Another difference with FHIR is that it will generally be possible for implementers to figure out how to assemble resources to represent a particular construct independently in a consistent way without needing templates. That doesn't mean there won't be a need for templates and profiles in FHIR, merely that they aren't as critical to get started as they are with CDA or other v3 models that rely on Clinical Statement and similar abstract structures.

The number of resources comes from an enumeration we did based on all of the domains and CMETs, RMIMs and domains. There will likely be a few more over time, but I'd be extraordinarily surprised if we ever get to 200, even 20 years from now.

The FHIR resources will *definitely* have stability. Grahame and I are debating right now how stable - specifically whether it's possible for extensions to ever move into the resource proper if they become popular. But everything that's in a resource will remain at that same x-path forever.

When resources reference other resources, they do so by internal id. The resources don't actually nest. So the overall schema is just a list of resources - and it will support any and all resources because anyone might use an extension that includes a reference to some resource that wasn't defined as part of the main package. There will be no multiplication of schemas based on the different combinations because all combinations need to be supported everywhere - and that's just an arbitrary list of resources. (Your conformance profile tells you what ones *must* be present for a given scenario.)

I know there's been discussion about using FHIR for CDA R3, and I'm definitely in favor of that direction. I think there are benefits for both CDA and HL7. However, that's a topic for structured docs to decide.
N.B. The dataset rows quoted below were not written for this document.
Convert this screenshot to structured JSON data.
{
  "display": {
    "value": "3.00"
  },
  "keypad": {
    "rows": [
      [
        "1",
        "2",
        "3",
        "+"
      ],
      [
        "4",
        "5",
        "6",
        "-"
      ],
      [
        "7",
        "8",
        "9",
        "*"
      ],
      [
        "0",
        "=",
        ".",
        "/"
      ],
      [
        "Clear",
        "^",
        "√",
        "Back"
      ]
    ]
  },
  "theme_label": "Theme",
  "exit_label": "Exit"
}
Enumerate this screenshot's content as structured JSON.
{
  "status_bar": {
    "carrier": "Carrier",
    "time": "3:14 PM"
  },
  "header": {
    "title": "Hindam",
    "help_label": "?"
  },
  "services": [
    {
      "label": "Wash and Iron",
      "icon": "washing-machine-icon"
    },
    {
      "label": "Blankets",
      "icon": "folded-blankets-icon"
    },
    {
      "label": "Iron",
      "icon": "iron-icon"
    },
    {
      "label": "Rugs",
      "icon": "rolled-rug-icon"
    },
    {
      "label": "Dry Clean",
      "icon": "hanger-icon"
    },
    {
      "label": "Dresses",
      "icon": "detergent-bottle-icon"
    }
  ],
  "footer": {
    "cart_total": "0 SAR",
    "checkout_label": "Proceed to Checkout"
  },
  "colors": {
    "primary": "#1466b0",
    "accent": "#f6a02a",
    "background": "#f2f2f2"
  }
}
The 2.1 decision gives us the breathing room to do a proper evaluation. In any event, I don't think we can brand FHIR as being just CDA. The branding message needs to be inclusive of those who aren't interested in documents (e.g. medical device vendors). Though it's possible that CDA R3 might become CDA FHIR or FHIR CDA or something. (A change in label to signal the change in backward compatibility might be appropriate.)
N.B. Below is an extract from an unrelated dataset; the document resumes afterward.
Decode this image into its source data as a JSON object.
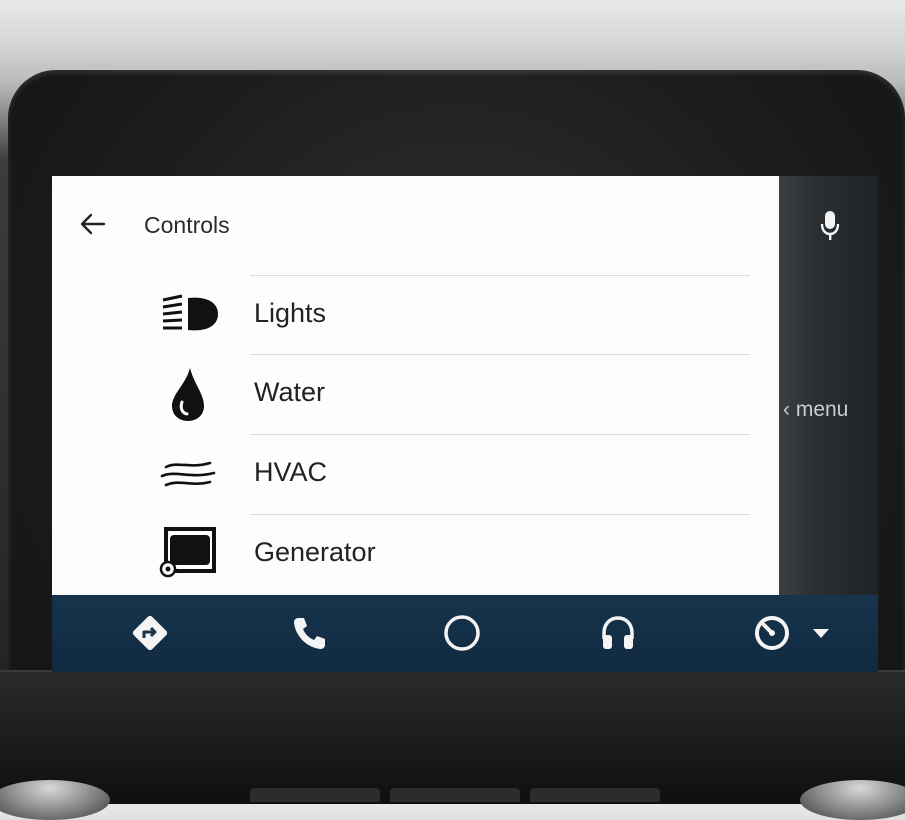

FHIR carries forward the essentials of CDA:
- Stable XML structure
- One schema for everything
- Ability to send both textual representations and discrete data for the same content
- Partitioning of discrete data into simple constructs (entry = resource, more or less)

It also carries forward some essentials of v2:
- Data structures built from a countable number of standardized structures (you can think of a resource as a segment)
- Message paradigm still supported and works much as it does in v2
- Guaranteed wire format backward compatibility
- Standardized way to communicate extensions
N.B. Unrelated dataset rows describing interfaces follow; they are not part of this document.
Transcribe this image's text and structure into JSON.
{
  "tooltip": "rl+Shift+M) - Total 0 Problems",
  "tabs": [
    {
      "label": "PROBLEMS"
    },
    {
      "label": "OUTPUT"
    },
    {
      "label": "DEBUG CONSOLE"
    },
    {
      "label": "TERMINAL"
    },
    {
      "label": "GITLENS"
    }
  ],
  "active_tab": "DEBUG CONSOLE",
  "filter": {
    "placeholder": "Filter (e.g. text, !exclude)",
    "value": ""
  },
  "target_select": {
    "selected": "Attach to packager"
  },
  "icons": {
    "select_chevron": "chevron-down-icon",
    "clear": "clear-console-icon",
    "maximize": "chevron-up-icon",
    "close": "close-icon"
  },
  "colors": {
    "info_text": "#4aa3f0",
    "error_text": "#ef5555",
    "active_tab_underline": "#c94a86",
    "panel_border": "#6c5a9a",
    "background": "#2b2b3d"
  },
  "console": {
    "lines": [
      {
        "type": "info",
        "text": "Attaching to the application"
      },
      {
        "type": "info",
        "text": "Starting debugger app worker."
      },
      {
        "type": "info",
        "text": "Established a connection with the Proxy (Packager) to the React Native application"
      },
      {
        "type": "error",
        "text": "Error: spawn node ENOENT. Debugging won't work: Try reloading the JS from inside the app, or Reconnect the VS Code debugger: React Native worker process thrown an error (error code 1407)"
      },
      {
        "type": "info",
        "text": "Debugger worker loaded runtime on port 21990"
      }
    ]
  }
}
But it fixes some of the issues with CDA:
- Wire format is intuitive to implementers out of the box (implementers don't have to know the RIM or ISO datatypes exist, no structural codes to ignore or get wrong)
- Don't *have* to have templates in order to use FHIR productively
- No need to create custom "intuitive" wire formats per template or per use-case (as is the case with Green CDA)
- Extensibility doesn't require messing around with namespaces or breaking schema validation
- Extensions tell you whether you can safely ignore them or not
- Templates used for CDA can also be used for message, service and REST paradigms (and vice versa) because wire format is identical

And issues with v2:
- Specification doesn't get cluttered up with esoteric use-cases (e.g. the PD1 segment :>)
- Extensions are clearly defined and registered, so no more black-box Z-segments
- You can do XML with tag names that aren't butt-ugly :>
- You can work with a structure that's actually object-oriented

Thursday, March 1, 2012

China started to issue citizen health card

China started to issue health card to citizens, starting with these few provinces - He Nan, Inner Mongalia and Guang Dong.

The citizen health card contains the following information

1) Patient Information
  • Patient Identification
  • Patient Demographic
  • Next of Kin
2) Card Identification Information
  • Basic Card Data
  • Issuing Organization
3) Basic Health Data
  • Vital Sign
  • Immunization
  • Medication Allergy
4) Administrative Data
  • Patient Visit
  • Billing
More can be found at the following site